Under Georgia law, alimony may be awarded in a divorce action "to either party in accordance with the needs of the party and the ability of the other party to pay," taking in account "the conduct of each party toward the other." OCGA §19-6-1(c). There are eight factors that must be considered in determining the amount of alimony, if any, to be awarded. OCGA §19-6-5(a).
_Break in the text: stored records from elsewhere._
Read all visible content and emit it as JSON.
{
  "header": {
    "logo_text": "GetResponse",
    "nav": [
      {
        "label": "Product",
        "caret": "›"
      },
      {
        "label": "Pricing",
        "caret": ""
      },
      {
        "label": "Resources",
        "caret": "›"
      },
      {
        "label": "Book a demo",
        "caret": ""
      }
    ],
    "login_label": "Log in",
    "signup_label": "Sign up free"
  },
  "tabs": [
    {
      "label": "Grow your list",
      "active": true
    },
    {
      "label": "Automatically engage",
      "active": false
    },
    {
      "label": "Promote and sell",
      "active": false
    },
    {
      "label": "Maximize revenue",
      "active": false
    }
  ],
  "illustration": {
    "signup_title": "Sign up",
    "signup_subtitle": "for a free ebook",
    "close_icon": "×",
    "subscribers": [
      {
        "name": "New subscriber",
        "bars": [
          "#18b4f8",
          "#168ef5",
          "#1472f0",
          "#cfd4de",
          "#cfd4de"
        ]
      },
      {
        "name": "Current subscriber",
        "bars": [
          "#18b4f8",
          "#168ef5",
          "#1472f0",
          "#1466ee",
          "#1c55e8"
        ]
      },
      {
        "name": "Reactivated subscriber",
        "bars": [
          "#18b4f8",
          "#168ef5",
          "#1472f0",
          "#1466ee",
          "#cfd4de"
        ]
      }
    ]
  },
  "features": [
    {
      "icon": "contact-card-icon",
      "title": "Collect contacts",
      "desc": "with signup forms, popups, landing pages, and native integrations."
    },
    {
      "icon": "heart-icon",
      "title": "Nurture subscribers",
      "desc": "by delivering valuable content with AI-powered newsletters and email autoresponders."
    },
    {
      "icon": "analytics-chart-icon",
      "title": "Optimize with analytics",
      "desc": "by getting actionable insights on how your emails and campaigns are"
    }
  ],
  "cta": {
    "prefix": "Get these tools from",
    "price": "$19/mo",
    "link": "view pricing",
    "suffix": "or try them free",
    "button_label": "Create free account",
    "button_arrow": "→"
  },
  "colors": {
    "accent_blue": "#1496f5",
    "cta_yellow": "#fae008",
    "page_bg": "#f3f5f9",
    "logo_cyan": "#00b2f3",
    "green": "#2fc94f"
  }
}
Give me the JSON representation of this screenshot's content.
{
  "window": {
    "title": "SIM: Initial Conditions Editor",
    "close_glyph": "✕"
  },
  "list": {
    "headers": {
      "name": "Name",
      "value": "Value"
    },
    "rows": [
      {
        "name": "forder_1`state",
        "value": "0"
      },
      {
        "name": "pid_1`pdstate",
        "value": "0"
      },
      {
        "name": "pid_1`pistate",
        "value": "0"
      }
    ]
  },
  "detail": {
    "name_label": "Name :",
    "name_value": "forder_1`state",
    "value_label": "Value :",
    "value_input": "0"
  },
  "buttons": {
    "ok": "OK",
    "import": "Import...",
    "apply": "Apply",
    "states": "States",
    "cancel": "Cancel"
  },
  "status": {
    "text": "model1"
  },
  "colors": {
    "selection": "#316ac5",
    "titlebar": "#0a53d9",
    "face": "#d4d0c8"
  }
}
The second factor to be considered is "[t]he duration of the marriage." OCGA §19-6-5(a)(2). In general, if alimony is awarded, the longer the marriage, the longer a spouse will pay alimony. Though the judge will take all of the factors into consideration, a twenty-year marriage is more likely to result in an alimony award than a 5-year marriage. However, it is important to keep in mind that if there is neither a need for the alimony on the part of one party nor the ability to pay by the other party, even the demise of a 30-year marriage may result in no alimony.